What made the announcement noteworthy was Napolitano was in Europe and the Middle East to discuss information sharing, privacy protection, cyber security, international response to the H1N1 pandemic and coordination to combat transnational criminal activity and the global threat of terrorism. Nothing like a major bust to start things off!
During this period, despite the wishful thinking of many, Customs confirmed there will be penalties issued for violations related to the Importer Security Filing, or 10+2, program, but all proposed penalty notices will first be reviewed at headquarters by program experts. The enforced compliance date for this program remains Jan. 26, at which time importers become liable for $5,000 penalties for any security filing that is late, inaccurate or has not been properly withdrawn.
While having common sense apply to any claims is welcome and not unexpected news, the problem of getting the bill of lading number remains significant. Many carriers and cargo consolidators continue to insist they cannot issue the bill of lading number until after loading.
Of course, the consolidators’ position on this has always been ludicrous because they issue their own bills of lading and can assign a number at any time. And many of the vessel operators arguing this point are the same carriers able to transmit their manifest data 24 hours prior to loading, so how credible can their position be if they know the bill of lading number in time to meet the 24-hour rule?
It also is worth asking why so many carriers have been able to make the booking number their bill of lading number while a handful remain dumbfounded.
Because enforcement covers imports and exports, it also is worth noting the plight of Laura Wang-Woodford, director for Monarch Aviation, a Singapore company that imported and exported military and commercial aircraft components.

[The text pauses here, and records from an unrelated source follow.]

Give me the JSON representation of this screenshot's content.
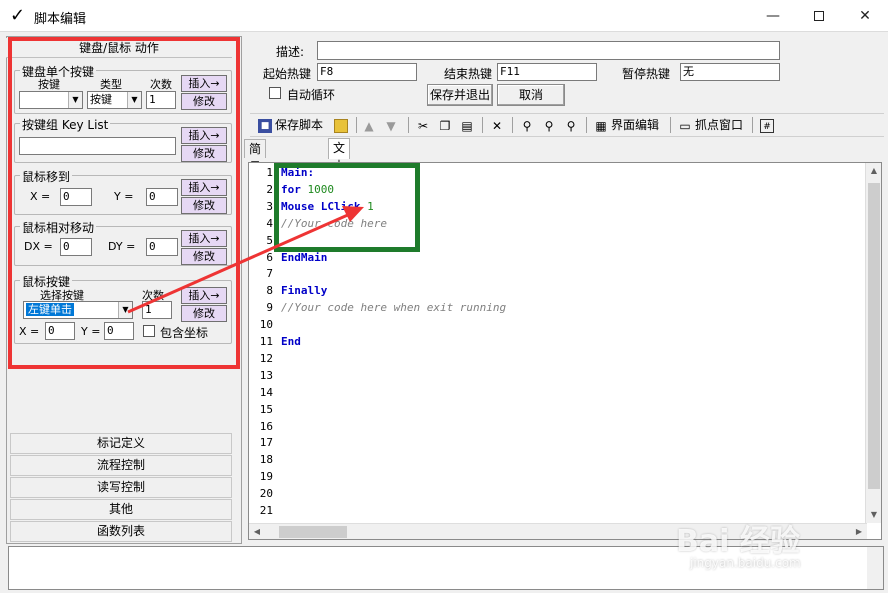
{
  "window": {
    "title": "脚本编辑",
    "minimize": "—",
    "close": "✕"
  },
  "left_panel": {
    "header": "键盘/鼠标 动作",
    "kb_single": {
      "title": "键盘单个按键",
      "key_label": "按键",
      "type_label": "类型",
      "count_label": "次数",
      "key_value": "",
      "type_value": "按键",
      "count_value": "1",
      "insert": "插入→",
      "modify": "修改"
    },
    "key_group": {
      "title": "按键组 Key List",
      "value": "",
      "insert": "插入→",
      "modify": "修改"
    },
    "mouse_move": {
      "title": "鼠标移到",
      "x_label": "X =",
      "y_label": "Y =",
      "x_value": "0",
      "y_value": "0",
      "insert": "插入→",
      "modify": "修改"
    },
    "mouse_rel": {
      "title": "鼠标相对移动",
      "dx_label": "DX =",
      "dy_label": "DY =",
      "dx_value": "0",
      "dy_value": "0",
      "insert": "插入→",
      "modify": "修改"
    },
    "mouse_btn": {
      "title": "鼠标按键",
      "select_label": "选择按键",
      "count_label": "次数",
      "select_value": "左键单击",
      "count_value": "1",
      "x_label": "X =",
      "y_label": "Y =",
      "x_value": "0",
      "y_value": "0",
      "include_coords": "包含坐标",
      "insert": "插入→",
      "modify": "修改"
    },
    "categories": [
      "标记定义",
      "流程控制",
      "读写控制",
      "其他",
      "函数列表"
    ]
  },
  "script_props": {
    "desc_label": "描述:",
    "desc_value": "",
    "start_hotkey_label": "起始热键",
    "start_hotkey_value": "F8",
    "end_hotkey_label": "结束热键",
    "end_hotkey_value": "F11",
    "pause_hotkey_label": "暂停热键",
    "pause_hotkey_value": "无",
    "auto_loop_label": "自动循环",
    "save_exit": "保存并退出",
    "cancel": "取消"
  },
  "toolbar": {
    "save_script": "保存脚本",
    "ui_edit": "界面编辑",
    "capture_window": "抓点窗口"
  },
  "tabs": [
    "简易编辑模式",
    "文本编辑模式"
  ],
  "editor": {
    "line_numbers": [
      "1",
      "2",
      "3",
      "4",
      "5",
      "6",
      "7",
      "8",
      "9",
      "10",
      "11",
      "12",
      "13",
      "14",
      "15",
      "16",
      "17",
      "18",
      "19",
      "20",
      "21"
    ],
    "lines": [
      {
        "kw": "Main:",
        "rest": "",
        "num": "",
        "cm": ""
      },
      {
        "kw": "for",
        "rest": " ",
        "num": "1000",
        "cm": ""
      },
      {
        "kw": "Mouse LClick",
        "rest": " ",
        "num": "1",
        "cm": ""
      },
      {
        "kw": "",
        "rest": "",
        "num": "",
        "cm": "//Your code here"
      },
      {
        "kw": "",
        "rest": "",
        "num": "",
        "cm": ""
      },
      {
        "kw": "EndMain",
        "rest": "",
        "num": "",
        "cm": ""
      },
      {
        "kw": "",
        "rest": "",
        "num": "",
        "cm": ""
      },
      {
        "kw": "Finally",
        "rest": "",
        "num": "",
        "cm": ""
      },
      {
        "kw": "",
        "rest": "",
        "num": "",
        "cm": "//Your code here when exit running"
      },
      {
        "kw": "",
        "rest": "",
        "num": "",
        "cm": ""
      },
      {
        "kw": "End",
        "rest": "",
        "num": "",
        "cm": ""
      }
    ]
  },
  "watermark": {
    "brand": "Bai 经验",
    "url": "jingyan.baidu.com"
  },
  "colors": {
    "red_box": "#ee3434",
    "green_box": "#1e7b2b",
    "arrow": "#ee3434",
    "keyword": "#0000c8",
    "number": "#1f8a1f",
    "comment": "#808080",
    "button_fill": "#e6d8f4"
  }
}
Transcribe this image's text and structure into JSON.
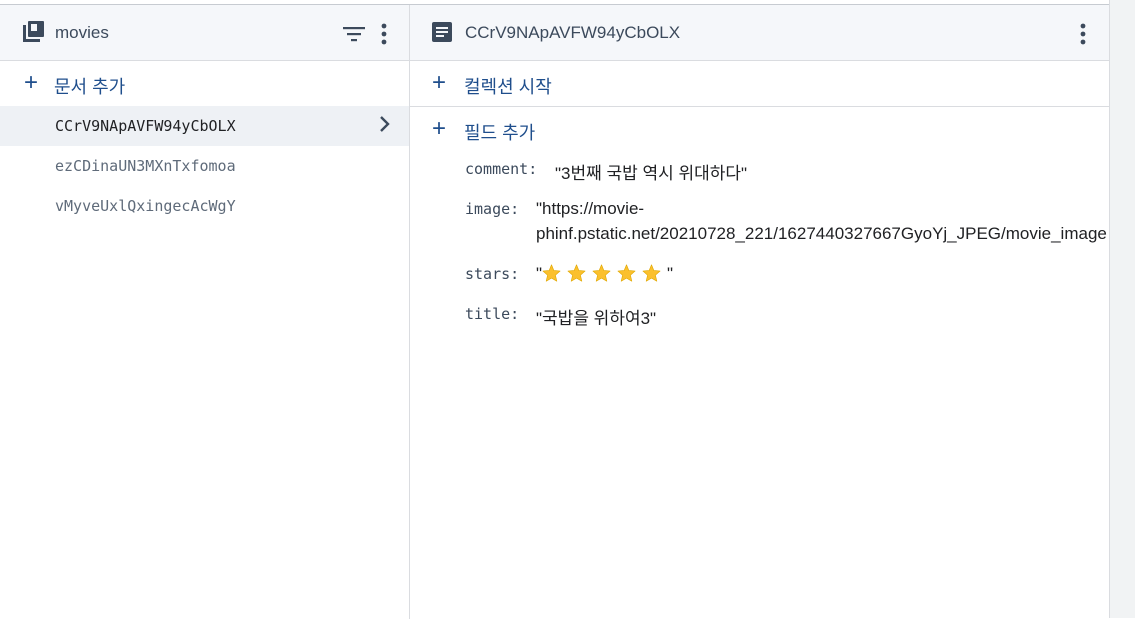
{
  "collection_panel": {
    "title": "movies",
    "add_document_label": "문서 추가",
    "documents": [
      {
        "id": "CCrV9NApAVFW94yCbOLX",
        "selected": true
      },
      {
        "id": "ezCDinaUN3MXnTxfomoa",
        "selected": false
      },
      {
        "id": "vMyveUxlQxingecAcWgY",
        "selected": false
      }
    ]
  },
  "document_panel": {
    "title": "CCrV9NApAVFW94yCbOLX",
    "start_collection_label": "컬렉션 시작",
    "add_field_label": "필드 추가",
    "fields": [
      {
        "key": "comment:",
        "value": "\"3번째 국밥 역시 위대하다\""
      },
      {
        "key": "image:",
        "value_line1": "\"https://movie-",
        "value_line2": "phinf.pstatic.net/20210728_221/1627440327667GyoYj_JPEG/movie_image"
      },
      {
        "key": "stars:",
        "value_open": "\"",
        "value_close": "\"",
        "star_count": 5
      },
      {
        "key": "title:",
        "value": "\"국밥을 위하여3\""
      }
    ]
  },
  "colors": {
    "accent": "#1f4e8c",
    "header_bg": "#f5f7fa",
    "selected_bg": "#eef1f5",
    "star": "#fbc02d"
  }
}
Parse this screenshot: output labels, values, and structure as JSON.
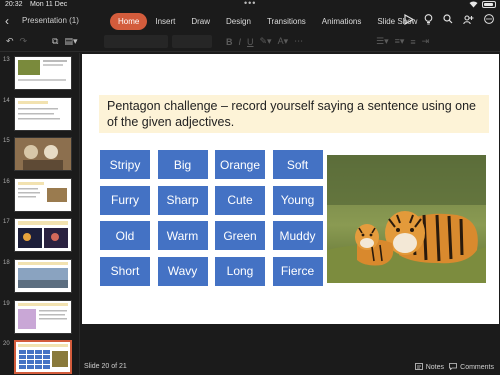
{
  "status": {
    "time": "20:32",
    "date": "Mon 11 Dec",
    "more": "•••"
  },
  "header": {
    "document_title": "Presentation (1)",
    "tabs": [
      {
        "label": "Home",
        "active": true
      },
      {
        "label": "Insert",
        "active": false
      },
      {
        "label": "Draw",
        "active": false
      },
      {
        "label": "Design",
        "active": false
      },
      {
        "label": "Transitions",
        "active": false
      },
      {
        "label": "Animations",
        "active": false
      },
      {
        "label": "Slide Show",
        "active": false
      }
    ]
  },
  "sidebar": {
    "thumbnails": [
      {
        "number": "13"
      },
      {
        "number": "14"
      },
      {
        "number": "15"
      },
      {
        "number": "16"
      },
      {
        "number": "17"
      },
      {
        "number": "18"
      },
      {
        "number": "19"
      },
      {
        "number": "20"
      }
    ]
  },
  "slide": {
    "title": "Pentagon challenge – record yourself saying a sentence using one of the given adjectives.",
    "adjectives": [
      "Stripy",
      "Big",
      "Orange",
      "Soft",
      "Furry",
      "Sharp",
      "Cute",
      "Young",
      "Old",
      "Warm",
      "Green",
      "Muddy",
      "Short",
      "Wavy",
      "Long",
      "Fierce"
    ]
  },
  "footer": {
    "slide_counter": "Slide 20 of 21",
    "notes_label": "Notes",
    "comments_label": "Comments"
  },
  "colors": {
    "accent": "#d35c3c",
    "word_box": "#4472c4",
    "title_band": "#fdf3d7"
  }
}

She received a 46-month prison sentence this month and was ordered to forfeit $500,000 to the U.S. Treasury Department for conspiring to violate the U.S. trade embargo on Iran by exporting controlled aircraft parts without a license.
The indictment alleged that between January 1998 and December 2007, Monarch and Jungda, another company Wang-Woodford operated, imported aircraft parts to Singapore and Malaysia and then re-exported those parts to companies in Tehran, Iran, without first obtaining the required licenses.
Because the subject of this column is about increased enforcement, it is worth mentioning the creativity of the U.S. government in claiming a conspiracy occurred because the two companies were listed as the ultimate consignees of the various shipments on the U.S. export documents, when clearly they were not. There seems little question the parts were for military aircraft; they fit Chinook military helicopters.
Further complicating her situation, when Wang-Woodford was arrested at San Francisco International Airport, she had catalogs from China National Precision Machinery Import and Export Corp. displaying material military technology and weaponry, including surface-to-air missile systems and rocket launchers. It just so happens that Treasury’s Office of Foreign Assets Control has sanctioned CPMIEC.
As the number of criminal cases rises, it remains valid to ask how Customs will deal with the backlog of civil cases.
As the mood on Capitol Hill is for the Customs Reauthorization bill to push trade facilitation, how about providing Customs with more staff and equipment to ensure the commercial side of the house takes care of business in a timely manner? It should not take more than a year to process a petition or protest, but the backlog is so great that such time frames are routine.
When will that end?
Susan Kohn Ross is international trade counsel at Mitchell Silberberg & Knupp in Los Angeles. She can be contacted at firstname.lastname@example.org.